You’ve all seen the photos. You know what I’m talking about, right?

Kieran Tierney

It’s these almost weekly images we see appear on Twitter, Facebook and in our daily newspapers that I’m questioning here. [Insert player or manager here] poses with a bit of cardboard promoting [insert Scottish football match here]. These pieces of printed cardboard more often than not contain information on them regarding tickets to attend the match. My question is, have you been indecisive about whether to attend your clubs match and then been swayed to go because you open up the paper on a Friday or a Saturday and see your promising young left back posing for pictures with a piece of cardboard? I know that this enables the papers to fill their pages with a big image (maybe they could devote more inches to other clubs or the lower leagues, but that’s for a different day) and it gives the clubs free ‘advertising’ space, which businesses in other sectors would potentially pay thousands of pounds for. My question following on from that point is, how do the clubs know that this method of promoting Scottish football works?

Build, Measure, Learn

I’ve got plans for this to be given a dedicated post of it’s own, but it’s very relevant here. Like I said, I’d argue whether clubs actually know if the method in question is one that works in promoting Scottish football matches and encouraging fans to attend. To start off addressing this issue, I’m going to make the point that I think Scottish football clubs should adopt a startup mentality. Your initial impression of a startup might be pizza boxes strewn across a house in a Californian suburb, or a group of college or university students hunched over computer screens in their digs, but startups can be, and are, everywhere.

I don’t doubt that there are some very talented individuals working in Scottish football, they should be unleashed and allowed to channel their inner-entrepreneur. Ideas should be hypothesised, experiments should be ran and learnings should be validated. Frequently building, measuring and learning is a necessity in a startup. The theory behind this being ideas can be actioned by creating a minimum viable product, enabling the maximum amount of learning to be collected with the least effort. Consumer responses can be measured and if it’s a success, keep on rolling with it. If it doesn’t resonate well with the target audience, that’s a good thing too. Any failure should be celebrated as much as success, then the whole process starts again.

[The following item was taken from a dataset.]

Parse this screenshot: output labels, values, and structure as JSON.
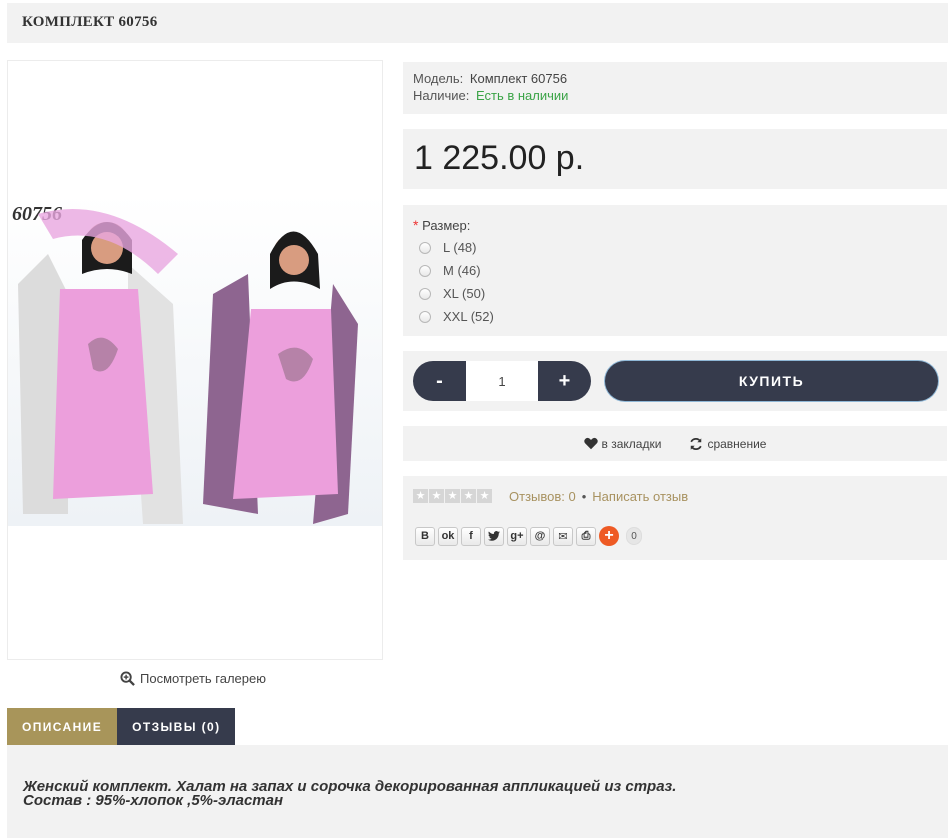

Using Fans to Attract Fans

Here’s my alternative idea to promote upcoming Scottish football matches and try to get fans through the turnstile, use your fans. Why not run a weekly competition or pluck out a lucky fan from the season ticket database to come to the stadium or training ground and promote that weekend’s match? The fan could be pictured having a kickabout with the player, giving the papers their usual shot of a player to go along with the interview they’ve just got from him. Just imagine if Jimmy Bullard was replaced by a fan in the video below and they got the chance to take part in a training drill up against one of their clubs players. Not only would this massively enhance that fans feeling towards their club, it would encourage other fans to get involved in this ‘meet and play with the players’ experience.

Last season, fans of Livingston and Alloa entered a competition to win the opportunity to present their team with the Petrofac Training Cup trophy. The final was billed as a ‘fan-focused final‘, with a fanzone set up outside the stadium for families to take on numerous challenges, and it culminated in Graeme the Livi fan handing over the trophy to his team.

This season they’ve taken there focus on fan engagement and ran with it again. Fans could enter a competition via Twitter to experience the Petrofac Training Cup first-round draw live. Marrying fan engagement and social media is how I want clubs to be promoting Scottish football. The number of people in Scotland buying and reading newspapers is declining. Celtic have more followers on Twitter than people reportedly buy and read the Scottish Sun. They can (and do) Tweet a link straight to the page on their site where fans get information on how to get tickets for their upcoming match. The engagement numbers on the Tweet below are probably comparable to the effect a picture in the newspaper has on ticket sales. Why not try something different to shift those last few seats and then actually be able to measure and attribute that ticket sale back to your innovative method of promoting Scottish football.

My hypothesis is that the next generation of Scottish football fans aren’t walking to their local shop to buy a newspaper in the morning, they’re on Instagram, Snapchat, Facebook and Twitter waiting to be advertised to by brands vying for their attention. Let’s reach them, get them interested, and get them through the turnstiles.

What would your idea be? Let me know in the comments below or on Twitter @sportsmarketsco